A couple of weeks ago I wrote about the problems I've been having with the film transport mechanism of my beloved OM2. I'd been out taking a few landscape-type shots with a rarely used 300mm f5.6 Tamron SP lens but didn't know if the camera would be winding on properly.
Regular reader Steve Barnett commented after that post, "Oh no! It's like reading a book only to find out the last page has been ripped out! Come on, get the film shot and us out of our misery ;-)"
Well, the good news, Steve, is that the requirement for a double stroke wind-on with the OM2 doesn't seem to affect the film's transport through the camera. Above is a pic from the 300mm that I took whilst the camera was resting on the tailgate of my old Saab 900, as explained in the earlier post.
I liked the look of it when I was looking through the viewfinder so I'm pleased - and relieved - that the shots came out OK. We're often told that a wide angle lens makes a good choice for landscape work but I miss more pictures because I don't have a long enough lens on the camera.
|Another view of the barn|
I suppose it depends on the kind of landscape you're likely to encounter: I think wide angles are good for fairly flat countryside but a long tele comes in very useful in hilly land. Just 20 miles north of my home in Carnoustie are the Angus Glens, a range of hills, not too high, but quite varied and often shrouded in mists and "dreich" weather.
I've lost count of the number of times I've been driving along and spotted distant hilltops intersecting and rising from mist-filled glens. A 300mm lens or longer would be great for isolating those vignettes but it's not something I often carry. I must make a point of keeping the Tamron in the car.
It was just about the perfect focal length for the photographs above. The sun was setting and glancing off the roof of the farm building and I had a feeling there was a photograph there. I ended up chopping off the right hand corner of the barn roof because there was a tree there that was poking into the frame and ruining the composition. It was a choice of losing the tree or the end of the barn roof.
There's detail in the shadowed side of the barn and if I'd been a zone system worker I might have wanted to include it but I decided to just go with featureless black to highlight the angular nature of the building and, in keeping with the phase I'm in at the moment, reduce detail in the image.
And the 300mm SP lens? I can't say the negatives are tack sharp or anything like that but they are probably sharp enough.

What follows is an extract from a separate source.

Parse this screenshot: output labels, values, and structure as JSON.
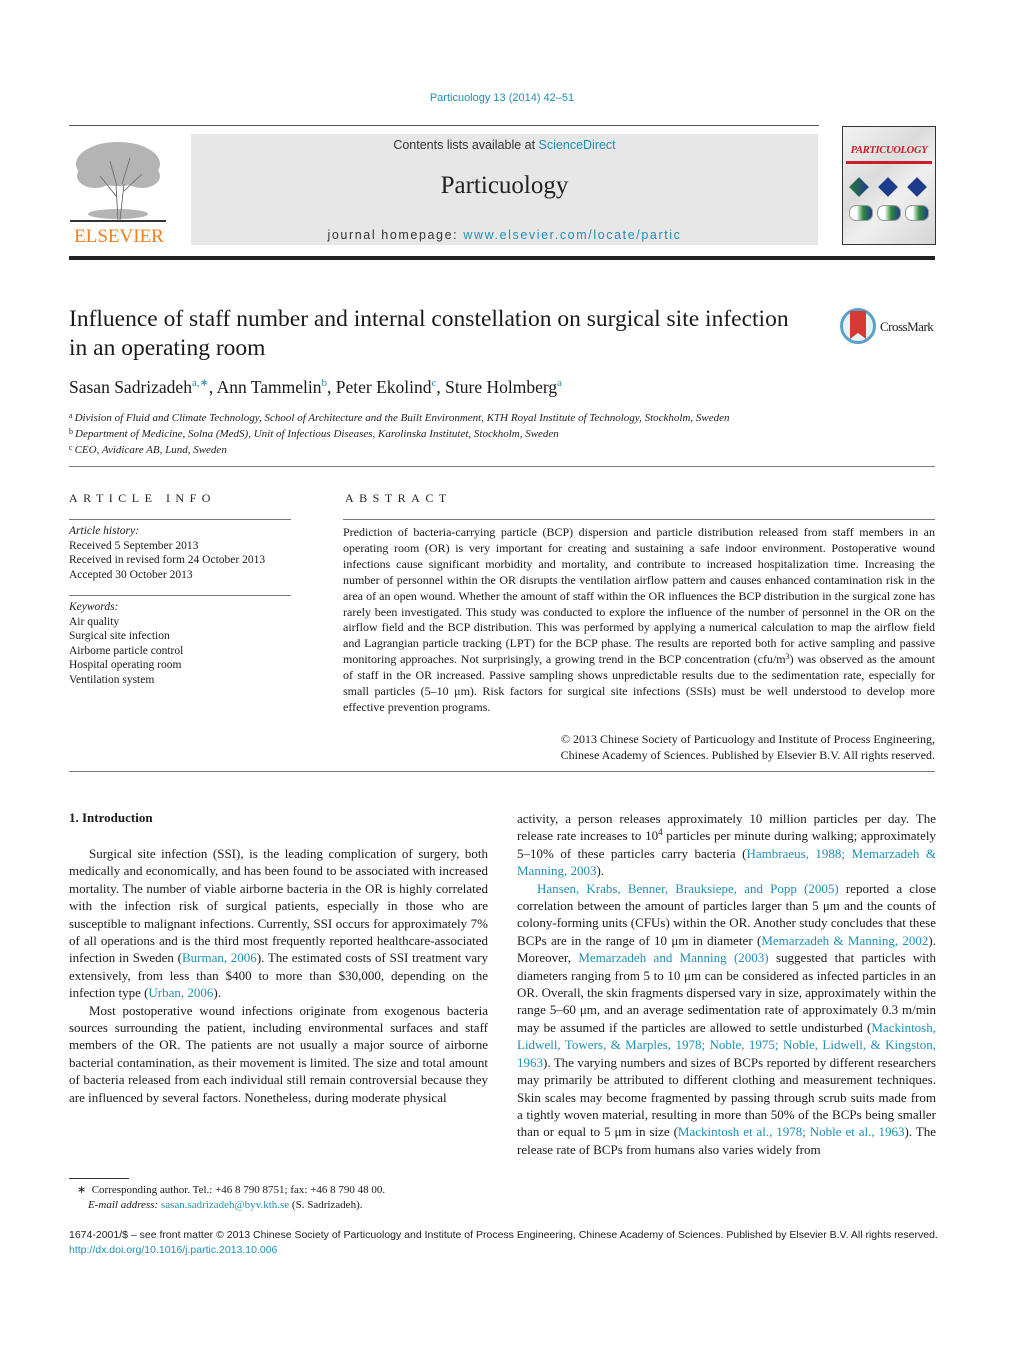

As usual, though, I'll need to print from them to know for sure and that's not going to happen any time soon with our house being on the market and half my darkroom stuff packed away.